• **Data provided**
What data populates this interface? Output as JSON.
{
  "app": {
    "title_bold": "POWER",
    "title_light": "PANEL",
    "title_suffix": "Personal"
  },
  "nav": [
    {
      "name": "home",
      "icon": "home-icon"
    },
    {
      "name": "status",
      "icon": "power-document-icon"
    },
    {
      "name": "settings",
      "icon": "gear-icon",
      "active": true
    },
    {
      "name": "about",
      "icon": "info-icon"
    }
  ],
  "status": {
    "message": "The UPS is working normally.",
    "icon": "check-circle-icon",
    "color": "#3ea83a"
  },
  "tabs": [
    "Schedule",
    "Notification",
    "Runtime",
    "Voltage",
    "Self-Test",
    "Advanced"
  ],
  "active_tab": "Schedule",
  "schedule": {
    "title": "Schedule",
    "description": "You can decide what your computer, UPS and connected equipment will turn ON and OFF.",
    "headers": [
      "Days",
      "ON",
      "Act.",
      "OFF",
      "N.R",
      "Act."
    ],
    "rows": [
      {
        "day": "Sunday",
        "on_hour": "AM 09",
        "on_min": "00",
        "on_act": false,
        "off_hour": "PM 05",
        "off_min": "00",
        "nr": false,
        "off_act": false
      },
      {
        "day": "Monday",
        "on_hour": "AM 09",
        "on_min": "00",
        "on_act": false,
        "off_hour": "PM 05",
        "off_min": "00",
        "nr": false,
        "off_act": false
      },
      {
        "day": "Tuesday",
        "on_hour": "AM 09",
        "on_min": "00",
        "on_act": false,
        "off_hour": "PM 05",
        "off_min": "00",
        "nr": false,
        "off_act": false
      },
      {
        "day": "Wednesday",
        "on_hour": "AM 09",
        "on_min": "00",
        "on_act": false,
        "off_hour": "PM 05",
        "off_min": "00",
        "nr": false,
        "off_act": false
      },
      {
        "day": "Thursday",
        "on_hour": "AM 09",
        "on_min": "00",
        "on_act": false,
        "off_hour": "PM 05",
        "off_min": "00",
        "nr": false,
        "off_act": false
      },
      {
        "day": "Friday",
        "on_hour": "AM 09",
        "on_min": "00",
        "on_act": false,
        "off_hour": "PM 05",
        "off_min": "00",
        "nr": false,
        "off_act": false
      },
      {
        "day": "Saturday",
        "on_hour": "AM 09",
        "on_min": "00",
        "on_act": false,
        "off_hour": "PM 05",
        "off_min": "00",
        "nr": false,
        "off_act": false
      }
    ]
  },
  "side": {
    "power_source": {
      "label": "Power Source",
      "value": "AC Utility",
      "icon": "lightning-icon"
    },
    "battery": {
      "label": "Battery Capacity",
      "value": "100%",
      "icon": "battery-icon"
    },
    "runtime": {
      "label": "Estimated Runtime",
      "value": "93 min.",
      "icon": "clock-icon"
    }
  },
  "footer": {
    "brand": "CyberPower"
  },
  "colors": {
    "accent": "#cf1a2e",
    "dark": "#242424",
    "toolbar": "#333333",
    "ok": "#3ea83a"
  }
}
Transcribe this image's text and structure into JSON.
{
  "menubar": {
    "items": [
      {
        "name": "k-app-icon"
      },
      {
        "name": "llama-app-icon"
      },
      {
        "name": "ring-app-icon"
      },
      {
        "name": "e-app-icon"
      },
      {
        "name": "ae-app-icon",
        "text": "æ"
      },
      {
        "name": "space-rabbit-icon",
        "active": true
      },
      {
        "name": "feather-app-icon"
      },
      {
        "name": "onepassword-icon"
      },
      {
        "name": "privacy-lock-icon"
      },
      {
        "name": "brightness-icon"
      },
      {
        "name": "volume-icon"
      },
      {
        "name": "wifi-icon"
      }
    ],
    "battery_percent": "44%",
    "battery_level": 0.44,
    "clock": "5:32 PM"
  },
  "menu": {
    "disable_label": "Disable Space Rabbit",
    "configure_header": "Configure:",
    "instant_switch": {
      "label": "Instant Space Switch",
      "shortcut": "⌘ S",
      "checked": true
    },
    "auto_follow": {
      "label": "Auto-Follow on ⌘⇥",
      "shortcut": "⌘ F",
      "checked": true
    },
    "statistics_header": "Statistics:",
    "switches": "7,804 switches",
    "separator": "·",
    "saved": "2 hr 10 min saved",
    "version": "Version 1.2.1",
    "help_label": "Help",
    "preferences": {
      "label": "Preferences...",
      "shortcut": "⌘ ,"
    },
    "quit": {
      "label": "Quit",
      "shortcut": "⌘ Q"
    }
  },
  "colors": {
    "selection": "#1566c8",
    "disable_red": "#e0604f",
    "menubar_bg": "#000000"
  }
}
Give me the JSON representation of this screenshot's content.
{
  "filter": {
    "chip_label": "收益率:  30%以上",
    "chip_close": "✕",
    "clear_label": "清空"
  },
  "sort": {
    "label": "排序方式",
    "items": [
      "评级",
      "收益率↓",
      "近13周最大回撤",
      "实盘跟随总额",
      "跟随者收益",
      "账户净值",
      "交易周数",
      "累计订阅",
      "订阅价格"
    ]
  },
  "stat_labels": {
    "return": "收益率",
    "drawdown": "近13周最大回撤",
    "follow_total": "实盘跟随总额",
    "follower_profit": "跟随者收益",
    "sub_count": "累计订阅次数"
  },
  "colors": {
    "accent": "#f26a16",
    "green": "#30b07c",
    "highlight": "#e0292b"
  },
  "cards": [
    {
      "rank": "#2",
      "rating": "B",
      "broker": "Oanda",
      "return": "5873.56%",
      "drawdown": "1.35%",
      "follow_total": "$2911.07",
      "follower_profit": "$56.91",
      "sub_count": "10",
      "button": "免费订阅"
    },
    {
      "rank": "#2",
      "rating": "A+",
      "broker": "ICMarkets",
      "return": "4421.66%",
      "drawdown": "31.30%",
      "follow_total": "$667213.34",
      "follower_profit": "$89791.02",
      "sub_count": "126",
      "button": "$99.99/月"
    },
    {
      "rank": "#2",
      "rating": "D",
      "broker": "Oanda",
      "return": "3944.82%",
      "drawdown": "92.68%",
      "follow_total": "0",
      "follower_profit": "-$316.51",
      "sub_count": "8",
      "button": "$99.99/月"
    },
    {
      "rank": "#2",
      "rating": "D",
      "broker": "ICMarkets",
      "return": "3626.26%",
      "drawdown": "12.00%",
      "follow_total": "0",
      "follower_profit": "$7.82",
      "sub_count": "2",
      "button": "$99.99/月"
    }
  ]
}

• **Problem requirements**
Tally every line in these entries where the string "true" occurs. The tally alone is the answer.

• **Task solution**
4